= Exercise requirements =
Skip the pictures. Quote every line below, exactly, from the one with "Read all visible content and emit it as JSON." through the final line.

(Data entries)
****************

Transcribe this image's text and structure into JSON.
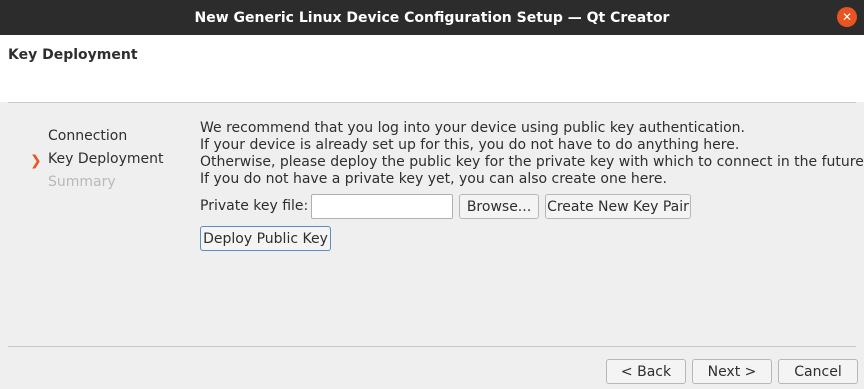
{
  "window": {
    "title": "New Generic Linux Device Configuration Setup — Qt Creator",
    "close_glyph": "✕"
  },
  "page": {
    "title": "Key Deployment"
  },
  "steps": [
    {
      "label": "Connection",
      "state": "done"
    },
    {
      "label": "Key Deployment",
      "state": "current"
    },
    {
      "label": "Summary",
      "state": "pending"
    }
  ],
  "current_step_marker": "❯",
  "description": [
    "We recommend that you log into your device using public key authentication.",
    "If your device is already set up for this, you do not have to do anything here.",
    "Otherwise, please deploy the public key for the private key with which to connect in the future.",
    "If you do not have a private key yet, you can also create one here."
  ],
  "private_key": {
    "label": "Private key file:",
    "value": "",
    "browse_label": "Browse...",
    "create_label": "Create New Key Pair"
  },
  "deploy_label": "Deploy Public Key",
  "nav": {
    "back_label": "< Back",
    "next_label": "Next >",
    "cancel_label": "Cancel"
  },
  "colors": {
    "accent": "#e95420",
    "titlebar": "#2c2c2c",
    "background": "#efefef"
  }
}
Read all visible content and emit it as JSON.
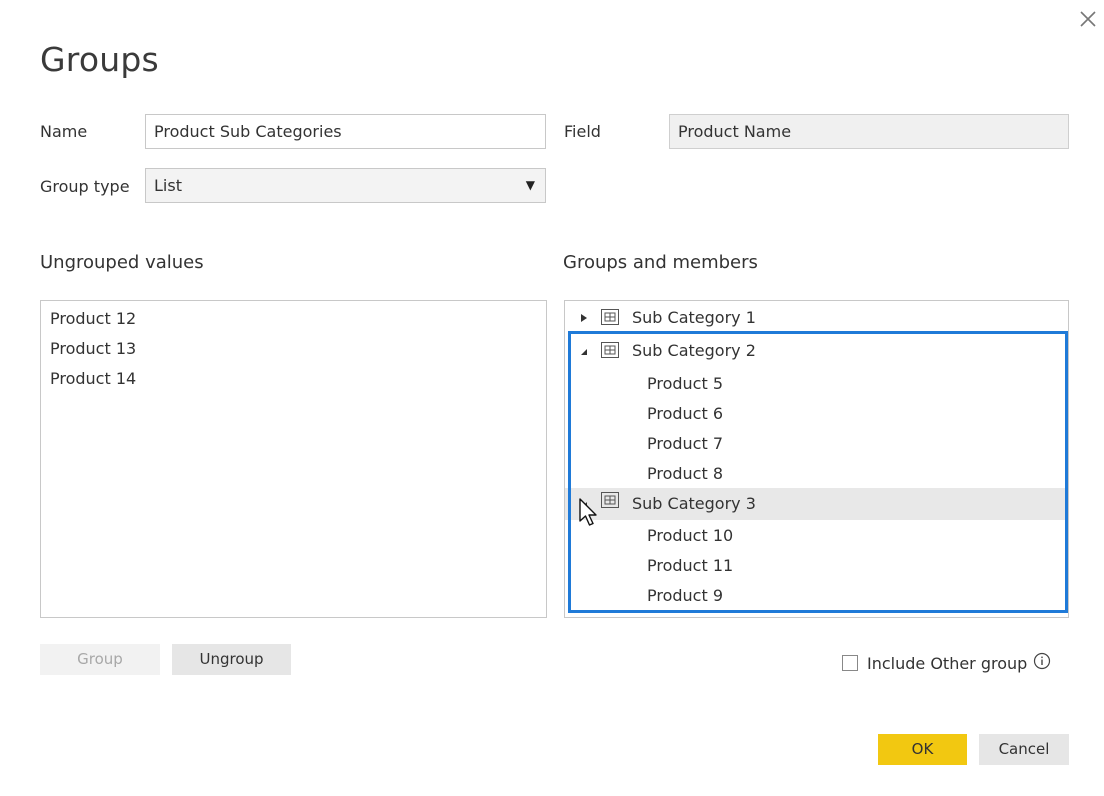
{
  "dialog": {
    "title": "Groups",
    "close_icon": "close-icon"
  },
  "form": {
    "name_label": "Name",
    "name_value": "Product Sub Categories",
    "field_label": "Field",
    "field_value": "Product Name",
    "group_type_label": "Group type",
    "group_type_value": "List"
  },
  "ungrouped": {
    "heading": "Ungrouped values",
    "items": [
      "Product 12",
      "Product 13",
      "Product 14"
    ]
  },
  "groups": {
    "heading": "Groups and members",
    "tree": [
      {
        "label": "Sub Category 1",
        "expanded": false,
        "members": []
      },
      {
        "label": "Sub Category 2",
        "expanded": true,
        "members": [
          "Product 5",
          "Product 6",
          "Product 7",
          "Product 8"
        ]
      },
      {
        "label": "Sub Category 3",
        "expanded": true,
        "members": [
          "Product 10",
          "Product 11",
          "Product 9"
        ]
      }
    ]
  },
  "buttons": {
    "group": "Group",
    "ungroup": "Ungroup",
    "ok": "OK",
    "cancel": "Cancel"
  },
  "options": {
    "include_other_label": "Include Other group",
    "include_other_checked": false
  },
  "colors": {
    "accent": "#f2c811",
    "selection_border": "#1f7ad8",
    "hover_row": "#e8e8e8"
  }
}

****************

= Solution for this exercise =
Read all visible content and emit it as JSON.
{
  "dialog": {
    "title": "Groups",
    "close_icon": "close-icon"
  },
  "form": {
    "name_label": "Name",
    "name_value": "Product Sub Categories",
    "field_label": "Field",
    "field_value": "Product Name",
    "group_type_label": "Group type",
    "group_type_value": "List"
  },
  "ungrouped": {
    "heading": "Ungrouped values",
    "items": [
      "Product 12",
      "Product 13",
      "Product 14"
    ]
  },
  "groups": {
    "heading": "Groups and members",
    "tree": [
      {
        "label": "Sub Category 1",
        "expanded": false,
        "members": []
      },
      {
        "label": "Sub Category 2",
        "expanded": true,
        "members": [
          "Product 5",
          "Product 6",
          "Product 7",
          "Product 8"
        ]
      },
      {
        "label": "Sub Category 3",
        "expanded": true,
        "members": [
          "Product 10",
          "Product 11",
          "Product 9"
        ]
      }
    ]
  },
  "buttons": {
    "group": "Group",
    "ungroup": "Ungroup",
    "ok": "OK",
    "cancel": "Cancel"
  },
  "options": {
    "include_other_label": "Include Other group",
    "include_other_checked": false
  },
  "colors": {
    "accent": "#f2c811",
    "selection_border": "#1f7ad8",
    "hover_row": "#e8e8e8"
  }
}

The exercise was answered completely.